Source data:

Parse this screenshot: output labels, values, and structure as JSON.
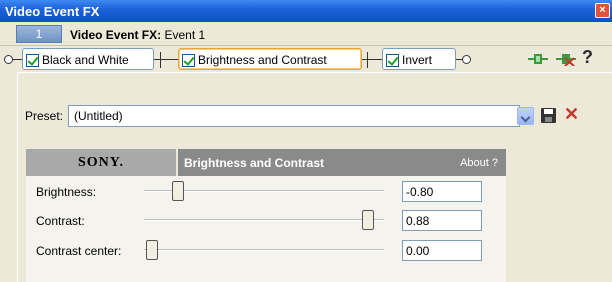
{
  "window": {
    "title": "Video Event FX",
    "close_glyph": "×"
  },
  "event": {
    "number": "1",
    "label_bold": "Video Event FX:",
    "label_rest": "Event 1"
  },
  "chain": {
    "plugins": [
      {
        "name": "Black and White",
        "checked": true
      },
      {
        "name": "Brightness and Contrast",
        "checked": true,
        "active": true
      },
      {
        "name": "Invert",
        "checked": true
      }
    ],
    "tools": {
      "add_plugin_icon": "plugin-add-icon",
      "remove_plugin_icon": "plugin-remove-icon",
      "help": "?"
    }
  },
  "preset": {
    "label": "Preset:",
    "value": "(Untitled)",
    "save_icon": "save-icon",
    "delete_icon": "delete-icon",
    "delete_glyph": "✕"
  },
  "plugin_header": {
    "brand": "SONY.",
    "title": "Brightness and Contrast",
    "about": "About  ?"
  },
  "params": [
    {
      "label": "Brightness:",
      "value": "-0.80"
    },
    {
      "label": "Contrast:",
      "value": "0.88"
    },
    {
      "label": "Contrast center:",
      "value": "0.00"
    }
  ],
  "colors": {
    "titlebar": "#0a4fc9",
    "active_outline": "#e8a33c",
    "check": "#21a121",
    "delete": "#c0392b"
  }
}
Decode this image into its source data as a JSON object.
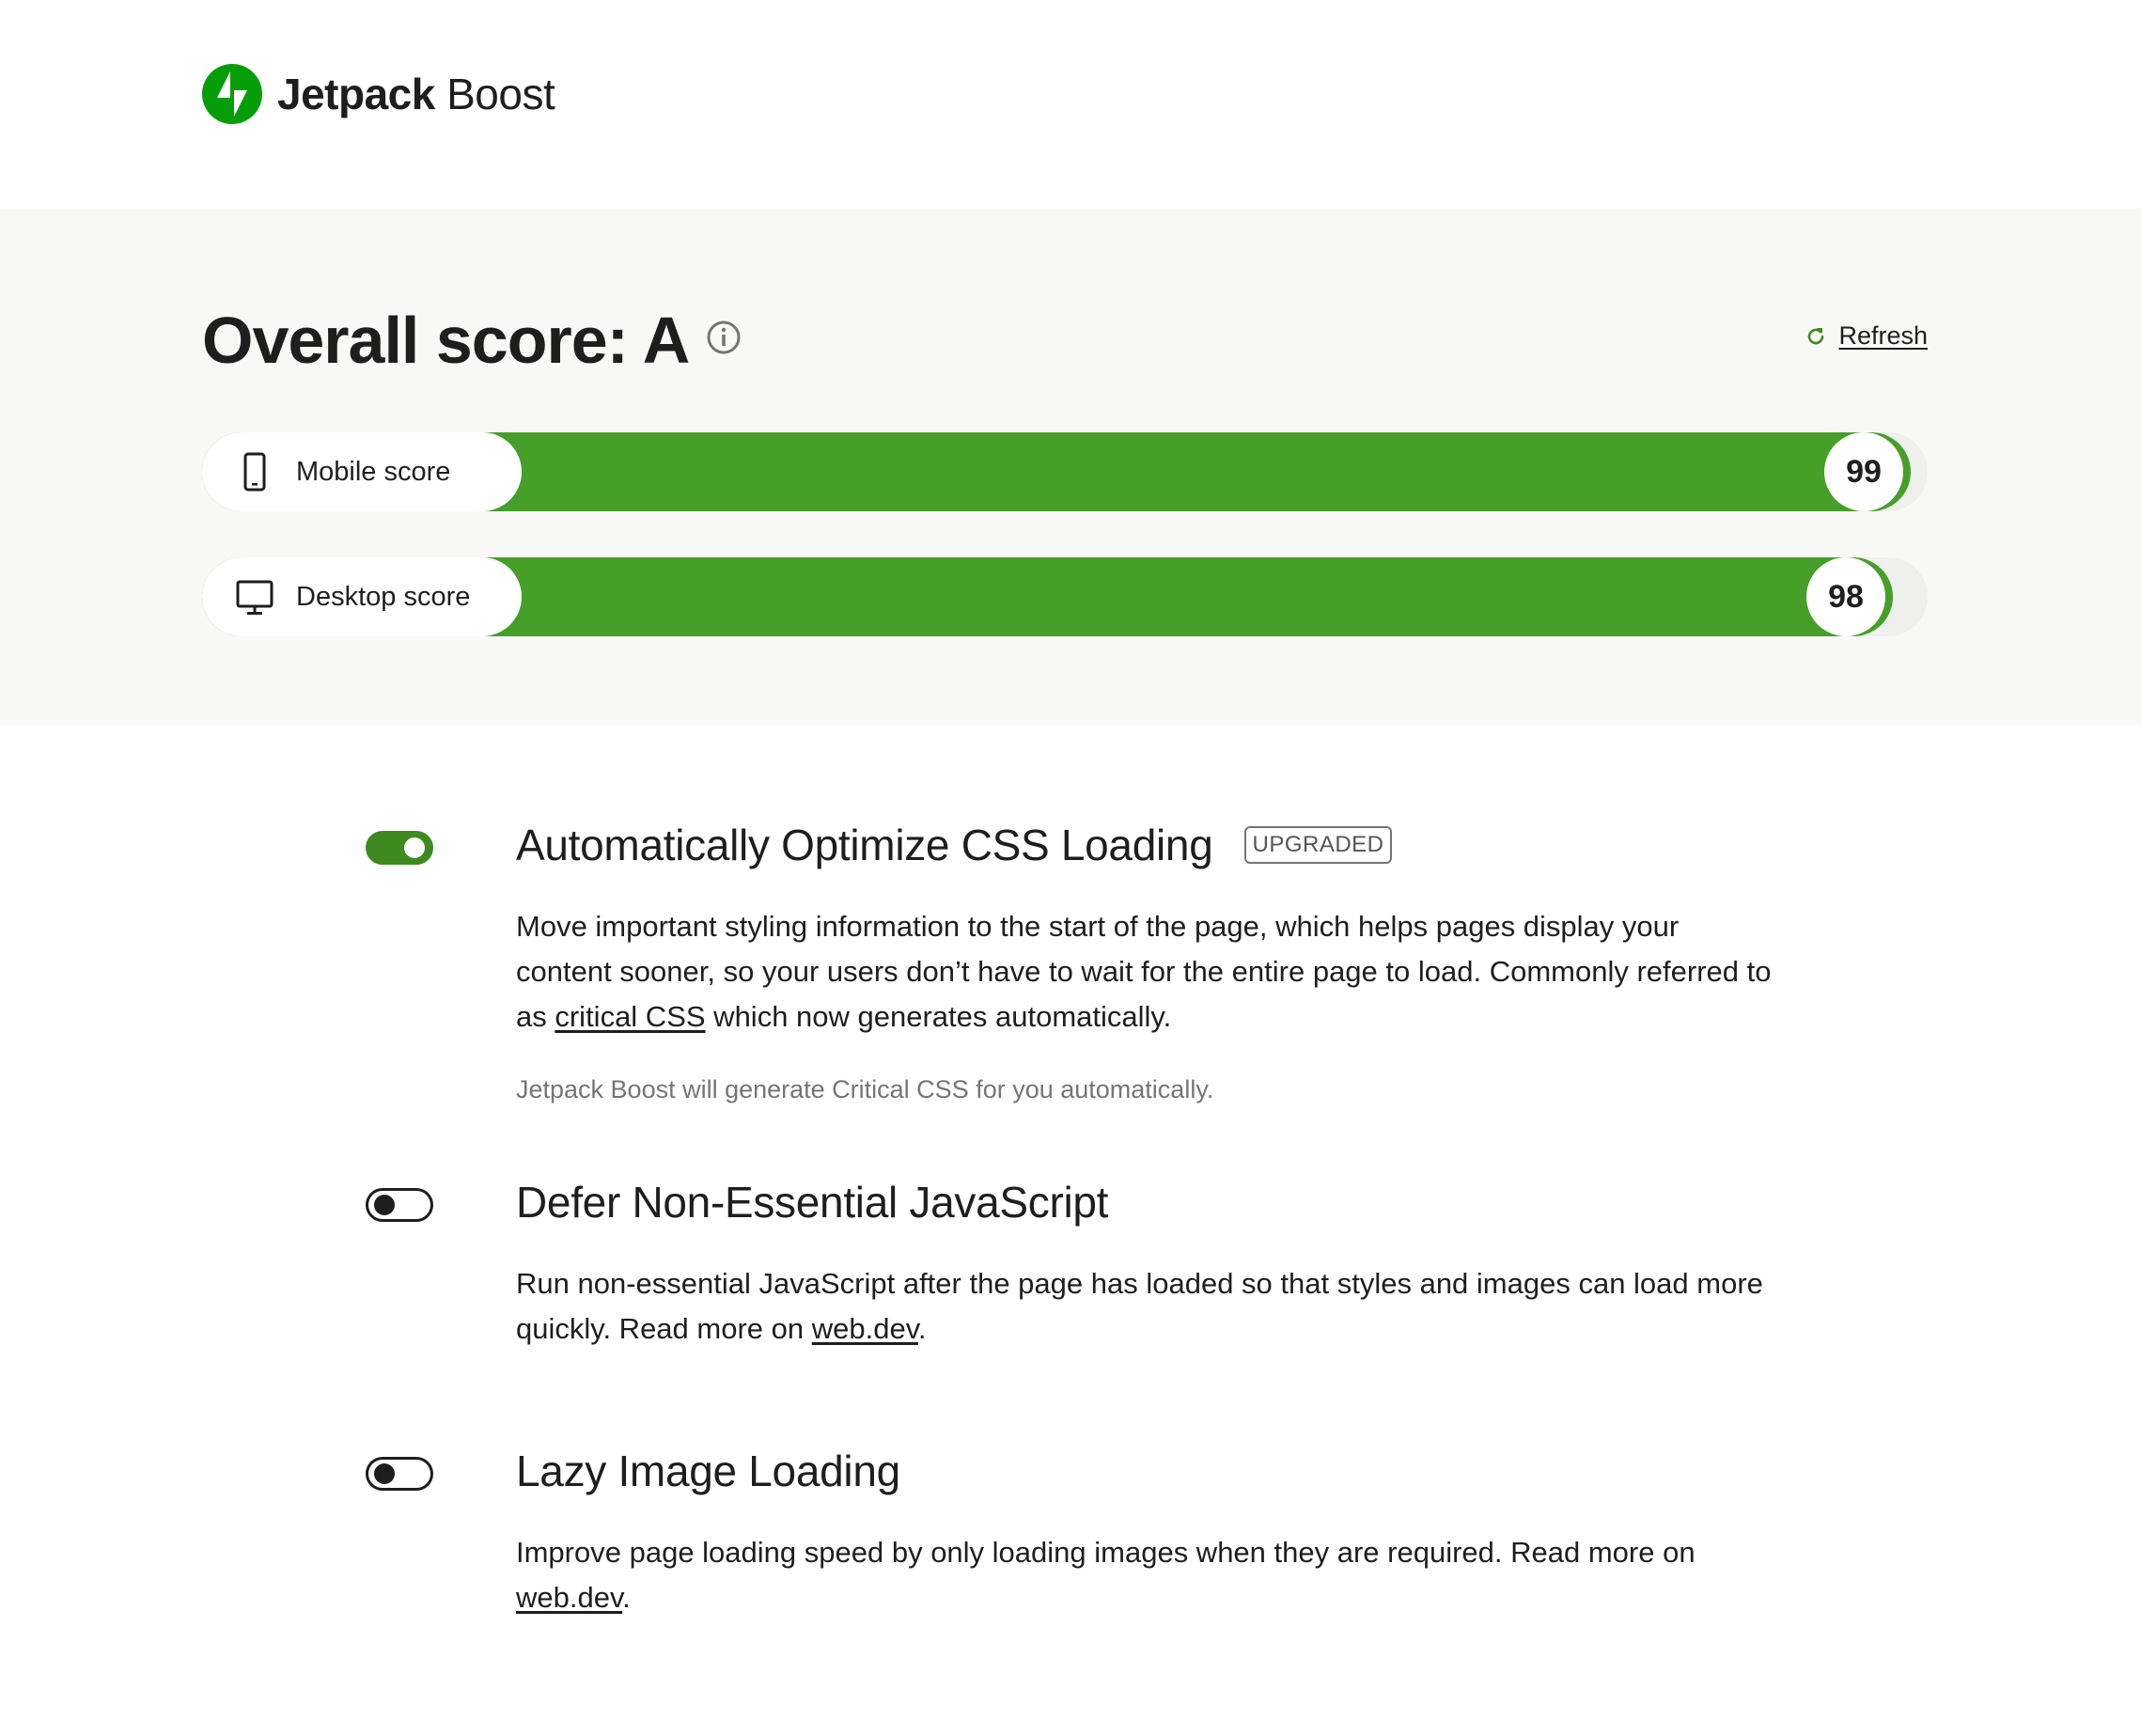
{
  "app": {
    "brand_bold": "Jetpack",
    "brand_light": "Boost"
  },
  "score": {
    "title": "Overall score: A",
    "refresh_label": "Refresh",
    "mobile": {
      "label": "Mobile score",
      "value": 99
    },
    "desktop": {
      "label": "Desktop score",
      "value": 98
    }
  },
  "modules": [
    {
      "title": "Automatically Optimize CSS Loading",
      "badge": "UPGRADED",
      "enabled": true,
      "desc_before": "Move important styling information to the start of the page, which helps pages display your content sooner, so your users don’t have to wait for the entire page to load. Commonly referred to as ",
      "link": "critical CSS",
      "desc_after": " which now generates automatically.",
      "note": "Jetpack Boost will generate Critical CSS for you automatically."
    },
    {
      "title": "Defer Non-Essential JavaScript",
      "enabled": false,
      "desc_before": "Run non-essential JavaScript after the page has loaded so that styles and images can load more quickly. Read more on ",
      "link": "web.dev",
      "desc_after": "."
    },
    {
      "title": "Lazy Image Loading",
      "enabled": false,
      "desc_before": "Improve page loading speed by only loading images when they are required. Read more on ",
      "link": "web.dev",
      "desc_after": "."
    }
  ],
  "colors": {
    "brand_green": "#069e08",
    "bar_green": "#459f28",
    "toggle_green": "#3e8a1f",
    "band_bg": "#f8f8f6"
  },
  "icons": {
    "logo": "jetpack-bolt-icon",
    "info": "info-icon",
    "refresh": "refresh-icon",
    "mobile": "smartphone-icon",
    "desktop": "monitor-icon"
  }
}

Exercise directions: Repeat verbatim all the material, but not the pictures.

Answer section:
Parse this screenshot: output labels, values, and structure as JSON.
{
  "window": {
    "title": "Video Event FX",
    "close_glyph": "×"
  },
  "event": {
    "number": "1",
    "label_bold": "Video Event FX:",
    "label_rest": "Event 1"
  },
  "chain": {
    "plugins": [
      {
        "name": "Black and White",
        "checked": true
      },
      {
        "name": "Brightness and Contrast",
        "checked": true,
        "active": true
      },
      {
        "name": "Invert",
        "checked": true
      }
    ],
    "tools": {
      "add_plugin_icon": "plugin-add-icon",
      "remove_plugin_icon": "plugin-remove-icon",
      "help": "?"
    }
  },
  "preset": {
    "label": "Preset:",
    "value": "(Untitled)",
    "save_icon": "save-icon",
    "delete_icon": "delete-icon",
    "delete_glyph": "✕"
  },
  "plugin_header": {
    "brand": "SONY.",
    "title": "Brightness and Contrast",
    "about": "About  ?"
  },
  "params": [
    {
      "label": "Brightness:",
      "value": "-0.80"
    },
    {
      "label": "Contrast:",
      "value": "0.88"
    },
    {
      "label": "Contrast center:",
      "value": "0.00"
    }
  ],
  "colors": {
    "titlebar": "#0a4fc9",
    "active_outline": "#e8a33c",
    "check": "#21a121",
    "delete": "#c0392b"
  }
}
Decode this image into its source data as a JSON object.
{
  "app": {
    "brand_bold": "Jetpack",
    "brand_light": "Boost"
  },
  "score": {
    "title": "Overall score: A",
    "refresh_label": "Refresh",
    "mobile": {
      "label": "Mobile score",
      "value": 99
    },
    "desktop": {
      "label": "Desktop score",
      "value": 98
    }
  },
  "modules": [
    {
      "title": "Automatically Optimize CSS Loading",
      "badge": "UPGRADED",
      "enabled": true,
      "desc_before": "Move important styling information to the start of the page, which helps pages display your content sooner, so your users don’t have to wait for the entire page to load. Commonly referred to as ",
      "link": "critical CSS",
      "desc_after": " which now generates automatically.",
      "note": "Jetpack Boost will generate Critical CSS for you automatically."
    },
    {
      "title": "Defer Non-Essential JavaScript",
      "enabled": false,
      "desc_before": "Run non-essential JavaScript after the page has loaded so that styles and images can load more quickly. Read more on ",
      "link": "web.dev",
      "desc_after": "."
    },
    {
      "title": "Lazy Image Loading",
      "enabled": false,
      "desc_before": "Improve page loading speed by only loading images when they are required. Read more on ",
      "link": "web.dev",
      "desc_after": "."
    }
  ],
  "colors": {
    "brand_green": "#069e08",
    "bar_green": "#459f28",
    "toggle_green": "#3e8a1f",
    "band_bg": "#f8f8f6"
  },
  "icons": {
    "logo": "jetpack-bolt-icon",
    "info": "info-icon",
    "refresh": "refresh-icon",
    "mobile": "smartphone-icon",
    "desktop": "monitor-icon"
  }
}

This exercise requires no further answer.